» DATA TO EXAMINE
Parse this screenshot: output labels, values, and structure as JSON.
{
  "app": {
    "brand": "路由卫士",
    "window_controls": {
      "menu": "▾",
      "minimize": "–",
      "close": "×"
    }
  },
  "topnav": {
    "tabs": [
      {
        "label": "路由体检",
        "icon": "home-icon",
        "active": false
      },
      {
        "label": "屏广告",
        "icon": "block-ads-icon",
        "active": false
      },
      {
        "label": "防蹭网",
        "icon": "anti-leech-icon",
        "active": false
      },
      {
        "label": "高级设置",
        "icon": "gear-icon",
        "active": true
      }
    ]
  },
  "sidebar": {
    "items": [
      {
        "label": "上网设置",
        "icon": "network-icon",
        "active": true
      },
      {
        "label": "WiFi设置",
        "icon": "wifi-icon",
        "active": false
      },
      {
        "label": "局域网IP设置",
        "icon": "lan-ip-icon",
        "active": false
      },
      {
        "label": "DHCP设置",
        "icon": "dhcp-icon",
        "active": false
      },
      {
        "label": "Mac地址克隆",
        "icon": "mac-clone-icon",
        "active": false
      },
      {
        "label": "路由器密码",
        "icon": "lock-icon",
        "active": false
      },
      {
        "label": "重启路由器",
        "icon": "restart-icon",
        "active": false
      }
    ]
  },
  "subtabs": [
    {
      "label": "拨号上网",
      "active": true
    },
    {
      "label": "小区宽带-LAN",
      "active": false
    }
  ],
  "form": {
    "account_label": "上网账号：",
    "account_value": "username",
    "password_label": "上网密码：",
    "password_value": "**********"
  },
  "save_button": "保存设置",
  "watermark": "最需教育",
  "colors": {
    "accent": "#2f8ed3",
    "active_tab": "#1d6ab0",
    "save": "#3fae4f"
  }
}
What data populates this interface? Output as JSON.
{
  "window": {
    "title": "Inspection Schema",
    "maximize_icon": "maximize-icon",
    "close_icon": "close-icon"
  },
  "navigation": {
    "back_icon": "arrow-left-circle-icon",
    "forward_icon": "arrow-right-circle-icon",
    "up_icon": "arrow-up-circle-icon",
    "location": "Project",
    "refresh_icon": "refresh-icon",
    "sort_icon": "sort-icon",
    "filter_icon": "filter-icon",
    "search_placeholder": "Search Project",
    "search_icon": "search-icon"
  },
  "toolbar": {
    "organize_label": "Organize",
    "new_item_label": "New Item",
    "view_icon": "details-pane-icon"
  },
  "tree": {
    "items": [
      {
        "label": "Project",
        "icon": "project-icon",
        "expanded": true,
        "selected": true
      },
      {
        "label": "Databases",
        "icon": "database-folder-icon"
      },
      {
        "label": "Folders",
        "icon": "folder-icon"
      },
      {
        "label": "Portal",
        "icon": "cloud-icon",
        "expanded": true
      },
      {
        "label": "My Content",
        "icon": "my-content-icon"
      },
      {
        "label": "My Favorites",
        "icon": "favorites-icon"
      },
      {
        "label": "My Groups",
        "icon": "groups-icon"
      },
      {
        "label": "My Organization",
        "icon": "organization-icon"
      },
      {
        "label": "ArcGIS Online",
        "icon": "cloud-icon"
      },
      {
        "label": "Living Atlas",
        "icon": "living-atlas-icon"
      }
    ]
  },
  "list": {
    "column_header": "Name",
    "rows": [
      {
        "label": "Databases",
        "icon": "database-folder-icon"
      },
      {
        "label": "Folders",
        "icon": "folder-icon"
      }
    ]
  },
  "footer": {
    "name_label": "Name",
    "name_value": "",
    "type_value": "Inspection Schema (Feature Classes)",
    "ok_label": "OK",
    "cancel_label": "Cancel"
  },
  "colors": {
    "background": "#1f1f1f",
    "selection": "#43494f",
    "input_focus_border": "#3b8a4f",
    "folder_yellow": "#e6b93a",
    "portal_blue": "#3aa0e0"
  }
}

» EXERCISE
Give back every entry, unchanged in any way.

» ANSWER TO THE EXERCISE
Parse this screenshot: output labels, values, and structure as JSON.
{
  "app": {
    "brand": "路由卫士",
    "window_controls": {
      "menu": "▾",
      "minimize": "–",
      "close": "×"
    }
  },
  "topnav": {
    "tabs": [
      {
        "label": "路由体检",
        "icon": "home-icon",
        "active": false
      },
      {
        "label": "屏广告",
        "icon": "block-ads-icon",
        "active": false
      },
      {
        "label": "防蹭网",
        "icon": "anti-leech-icon",
        "active": false
      },
      {
        "label": "高级设置",
        "icon": "gear-icon",
        "active": true
      }
    ]
  },
  "sidebar": {
    "items": [
      {
        "label": "上网设置",
        "icon": "network-icon",
        "active": true
      },
      {
        "label": "WiFi设置",
        "icon": "wifi-icon",
        "active": false
      },
      {
        "label": "局域网IP设置",
        "icon": "lan-ip-icon",
        "active": false
      },
      {
        "label": "DHCP设置",
        "icon": "dhcp-icon",
        "active": false
      },
      {
        "label": "Mac地址克隆",
        "icon": "mac-clone-icon",
        "active": false
      },
      {
        "label": "路由器密码",
        "icon": "lock-icon",
        "active": false
      },
      {
        "label": "重启路由器",
        "icon": "restart-icon",
        "active": false
      }
    ]
  },
  "subtabs": [
    {
      "label": "拨号上网",
      "active": true
    },
    {
      "label": "小区宽带-LAN",
      "active": false
    }
  ],
  "form": {
    "account_label": "上网账号：",
    "account_value": "username",
    "password_label": "上网密码：",
    "password_value": "**********"
  },
  "save_button": "保存设置",
  "watermark": "最需教育",
  "colors": {
    "accent": "#2f8ed3",
    "active_tab": "#1d6ab0",
    "save": "#3fae4f"
  }
}
What data populates this interface? Output as JSON.
{
  "window": {
    "title": "Inspection Schema",
    "maximize_icon": "maximize-icon",
    "close_icon": "close-icon"
  },
  "navigation": {
    "back_icon": "arrow-left-circle-icon",
    "forward_icon": "arrow-right-circle-icon",
    "up_icon": "arrow-up-circle-icon",
    "location": "Project",
    "refresh_icon": "refresh-icon",
    "sort_icon": "sort-icon",
    "filter_icon": "filter-icon",
    "search_placeholder": "Search Project",
    "search_icon": "search-icon"
  },
  "toolbar": {
    "organize_label": "Organize",
    "new_item_label": "New Item",
    "view_icon": "details-pane-icon"
  },
  "tree": {
    "items": [
      {
        "label": "Project",
        "icon": "project-icon",
        "expanded": true,
        "selected": true
      },
      {
        "label": "Databases",
        "icon": "database-folder-icon"
      },
      {
        "label": "Folders",
        "icon": "folder-icon"
      },
      {
        "label": "Portal",
        "icon": "cloud-icon",
        "expanded": true
      },
      {
        "label": "My Content",
        "icon": "my-content-icon"
      },
      {
        "label": "My Favorites",
        "icon": "favorites-icon"
      },
      {
        "label": "My Groups",
        "icon": "groups-icon"
      },
      {
        "label": "My Organization",
        "icon": "organization-icon"
      },
      {
        "label": "ArcGIS Online",
        "icon": "cloud-icon"
      },
      {
        "label": "Living Atlas",
        "icon": "living-atlas-icon"
      }
    ]
  },
  "list": {
    "column_header": "Name",
    "rows": [
      {
        "label": "Databases",
        "icon": "database-folder-icon"
      },
      {
        "label": "Folders",
        "icon": "folder-icon"
      }
    ]
  },
  "footer": {
    "name_label": "Name",
    "name_value": "",
    "type_value": "Inspection Schema (Feature Classes)",
    "ok_label": "OK",
    "cancel_label": "Cancel"
  },
  "colors": {
    "background": "#1f1f1f",
    "selection": "#43494f",
    "input_focus_border": "#3b8a4f",
    "folder_yellow": "#e6b93a",
    "portal_blue": "#3aa0e0"
  }
}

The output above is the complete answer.